A Word About Taste
The trick to seasoning this basic pot roast is to keep it simple: Salt, pepper, Bay leaf, and a smidge of thyme. And it’s good. But, this is a base recipe — something you turn to time and again, but can dress up as you please. Down below in the recipe, I’ve included variations for turning this recipe into an Italian, Moroccan, or Mexican feast.
Tips for Building Flavor
To recap, the steps that turn an ordinary slow cooker pot roast into a great one revolve around building flavor. These are tips than translate to plenty of other dishes:
- Brown the protein in a hot skillet before adding it to the slow cooker (some slow cookers allow you to brown in the same pot).
- Saute onions and garlic in the same skillet and deglaze with red wine before adding to the slow cooker.
- Strain excess liquid from the slow cooker after the roast is done — reduce and thicken in a hot skillet before serving.
Super Fast, No Fuss Method
1. Add all the chopped vegetables to the bottom of the slow cooker.
2. Season the meat with salt and pepper and place the meat on top of the vegetables.
3. Pour canned tomatoes on top.
4. Season with salt and pepper.
5. Add beef broth.
Turn on the slow cooker and cook on high for 3-4 hours.Print
Fall Apart Slow Cooker Pot Roast
- Prep Time: 30 minutes
- Cook Time: 4-5 hours
- Total Time: 5-6 hours
- Yield: 4–6 servings 1x
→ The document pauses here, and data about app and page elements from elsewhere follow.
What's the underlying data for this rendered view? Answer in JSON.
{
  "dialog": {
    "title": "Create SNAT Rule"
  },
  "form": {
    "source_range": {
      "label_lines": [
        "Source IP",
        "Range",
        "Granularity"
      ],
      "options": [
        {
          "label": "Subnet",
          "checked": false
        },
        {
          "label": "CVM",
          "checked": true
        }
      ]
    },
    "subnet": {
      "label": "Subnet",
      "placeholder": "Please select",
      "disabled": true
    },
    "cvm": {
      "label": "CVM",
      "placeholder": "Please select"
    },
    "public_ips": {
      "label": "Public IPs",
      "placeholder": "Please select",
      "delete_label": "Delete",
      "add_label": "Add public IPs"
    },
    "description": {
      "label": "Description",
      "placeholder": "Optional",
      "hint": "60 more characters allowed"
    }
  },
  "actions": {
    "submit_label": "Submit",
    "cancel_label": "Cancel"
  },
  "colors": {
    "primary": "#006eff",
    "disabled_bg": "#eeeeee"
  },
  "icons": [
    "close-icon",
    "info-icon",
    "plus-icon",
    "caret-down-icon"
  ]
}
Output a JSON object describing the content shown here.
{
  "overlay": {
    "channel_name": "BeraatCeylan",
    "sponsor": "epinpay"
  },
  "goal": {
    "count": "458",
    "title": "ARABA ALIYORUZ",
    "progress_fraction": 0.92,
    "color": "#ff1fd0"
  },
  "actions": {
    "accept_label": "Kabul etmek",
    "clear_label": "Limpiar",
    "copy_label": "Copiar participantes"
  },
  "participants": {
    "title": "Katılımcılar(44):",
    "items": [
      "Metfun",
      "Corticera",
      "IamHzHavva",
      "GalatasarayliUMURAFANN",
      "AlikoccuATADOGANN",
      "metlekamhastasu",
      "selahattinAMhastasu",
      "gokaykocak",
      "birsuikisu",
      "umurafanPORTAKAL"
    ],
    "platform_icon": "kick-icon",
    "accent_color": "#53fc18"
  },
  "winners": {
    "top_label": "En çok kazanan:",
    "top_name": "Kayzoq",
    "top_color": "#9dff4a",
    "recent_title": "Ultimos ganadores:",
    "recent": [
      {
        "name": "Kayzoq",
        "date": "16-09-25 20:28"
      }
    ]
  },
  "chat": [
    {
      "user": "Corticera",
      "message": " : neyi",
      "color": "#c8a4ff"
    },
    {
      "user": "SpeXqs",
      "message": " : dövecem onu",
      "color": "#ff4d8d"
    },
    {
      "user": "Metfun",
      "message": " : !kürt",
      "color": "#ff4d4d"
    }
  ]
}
- Category: Dinner
- Method: Slow Cooker
- Cuisine: Comfort Food
This slow cooker pot roast is simple to prepare (just 30 minutes of active cooking time — less if you use the shortcut method) and comfort food at its best.
2 T. Canola or Safflower Oil
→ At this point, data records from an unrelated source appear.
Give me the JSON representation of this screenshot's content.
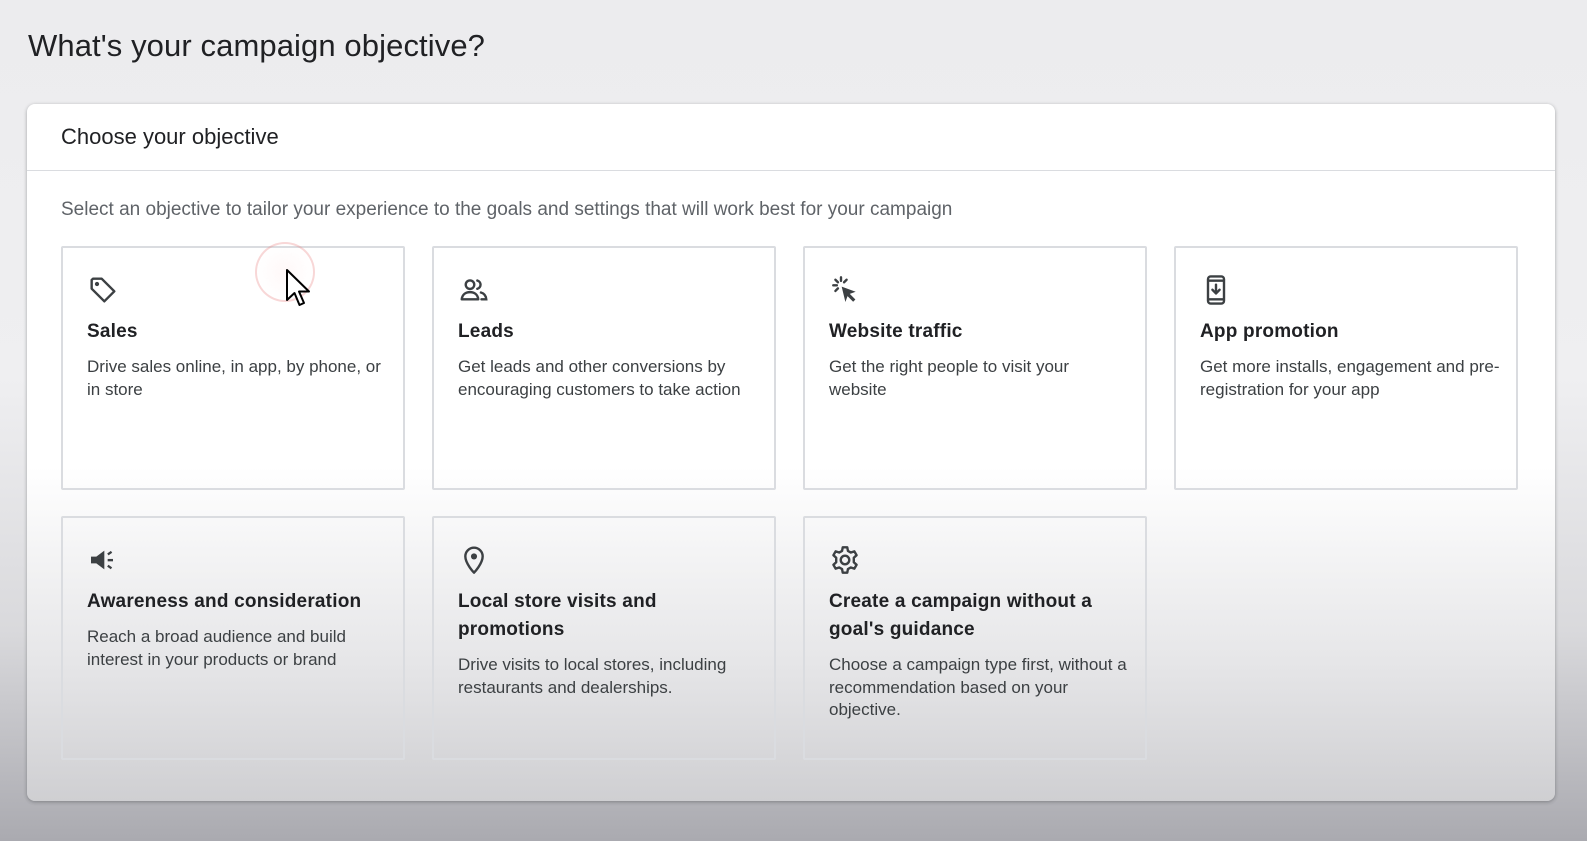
{
  "page_title": "What's your campaign objective?",
  "panel": {
    "title": "Choose your objective",
    "description": "Select an objective to tailor your experience to the goals and settings that will work best for your campaign"
  },
  "objectives": [
    {
      "icon": "tag-icon",
      "title": "Sales",
      "description": "Drive sales online, in app, by phone, or in store"
    },
    {
      "icon": "people-icon",
      "title": "Leads",
      "description": "Get leads and other conversions by encouraging customers to take action"
    },
    {
      "icon": "click-cursor-icon",
      "title": "Website traffic",
      "description": "Get the right people to visit your website"
    },
    {
      "icon": "phone-download-icon",
      "title": "App promotion",
      "description": "Get more installs, engagement and pre-registration for your app"
    },
    {
      "icon": "megaphone-icon",
      "title": "Awareness and consideration",
      "description": "Reach a broad audience and build interest in your products or brand"
    },
    {
      "icon": "location-pin-icon",
      "title": "Local store visits and promotions",
      "description": "Drive visits to local stores, including restaurants and dealerships."
    },
    {
      "icon": "gear-icon",
      "title": "Create a campaign without a goal's guidance",
      "description": "Choose a campaign type first, without a recommendation based on your objective."
    }
  ],
  "colors": {
    "text_primary": "#202124",
    "text_secondary": "#5f6368",
    "border": "#dadce0",
    "icon": "#3c4043"
  }
}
3–4 lb chuck roast
4 carrots, peeled and sliced in one-inch chunks
2 celery stalks, half-inch slices (rough chopped)
1 large onion, diced
1 clove garlic, smashed
4 medium red potatoes, cut into one-inch cubes
1/2 c red wine*
2 bay leaves
3 T. chopped parsley
1 qt. Beef broth
14.5 oz. can chopped tomatoes (low salt)
1 t. Salt
1 t. Pepper
1–2 lbs. Baby potatoes (Yukon gold or red)
Safflower or Olive Oil
Salt and Pepper
- Season the pot roast on all sides with salt and pepper, allow to sit at room temp. for at least 30 minutes.
- Heat oil in a large saucepan or cast iron skillet. Add meat and sear on all sides. Remove meat from the pan and set it aside on a plate nearby.
- Quickly add chopped onions to the hot pan and stir for tw0-three minutes until beginning to soften and get color. Add a pinch of salt and pepper.
- Add wine to the skillet to deglaze the pan. Allow to cook down for at least five minutes.
- Meantime, add the remaining fresh vegetables to the slow cooker (except for the baby potatoes). Sprinkle with a pinch of salt and pepper.
- Add seared pot roast to the slow cooker. Top with canned tomatoes.
- Pour broth around the pot roast, making sure it covers the meat.
- Add bay leaves, thyme and salt and pepper.
- Turn on the slow cooker on high for 3 to 4 hours. If the roast is not fork tender (you should be able to stick a fork in the roast and twist it easily), add one more hour to the time.
- When roast is done, remove it and the large vegetables. Strain the liquid remaining into a large saucepan. Bring to a simmer and reduce at least by one third. Return the pot roast and liquid to the pan.
- If you are not adding the optional roast potatoes, serve in bowls sprinkled with parsley.
- For optional roast potatoes, make sure your potatoes are roughly equal in size. Toss with 1 T. (or 2) of oil, salt and pepper. Heat oven to 375 degrees. Place potatoes on a large, rimmed baking sheet. Roast for 15 minutes, turn and roast another five minutes or until done.
- Once potatoes are done, toss them into the slow cooker with the pot roast and service. (You could also simply place the pot roast on top of the roast potatoes in each person’s bowl.)
© Photos: Health Food Radar Inc.